───── DATA FOR REVIEW ─────

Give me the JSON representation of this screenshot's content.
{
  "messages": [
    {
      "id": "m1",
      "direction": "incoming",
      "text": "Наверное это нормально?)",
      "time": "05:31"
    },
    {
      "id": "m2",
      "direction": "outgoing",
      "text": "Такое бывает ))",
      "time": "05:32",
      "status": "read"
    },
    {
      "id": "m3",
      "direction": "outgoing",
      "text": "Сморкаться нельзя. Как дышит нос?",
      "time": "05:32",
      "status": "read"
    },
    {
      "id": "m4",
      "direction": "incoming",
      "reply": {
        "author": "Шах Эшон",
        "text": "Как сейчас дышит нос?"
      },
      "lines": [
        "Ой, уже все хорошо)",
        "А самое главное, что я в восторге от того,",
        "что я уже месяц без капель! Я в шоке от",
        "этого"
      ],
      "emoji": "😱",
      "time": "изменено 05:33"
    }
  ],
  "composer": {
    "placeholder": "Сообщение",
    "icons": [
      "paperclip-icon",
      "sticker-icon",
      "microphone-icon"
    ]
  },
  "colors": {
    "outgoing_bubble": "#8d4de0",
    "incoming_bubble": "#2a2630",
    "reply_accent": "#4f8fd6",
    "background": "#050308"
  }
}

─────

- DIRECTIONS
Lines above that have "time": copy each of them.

- EXERCISE ANSWER
      "time": "05:31"
      "time": "05:32",
      "time": "05:32",
      "time": "изменено 05:33"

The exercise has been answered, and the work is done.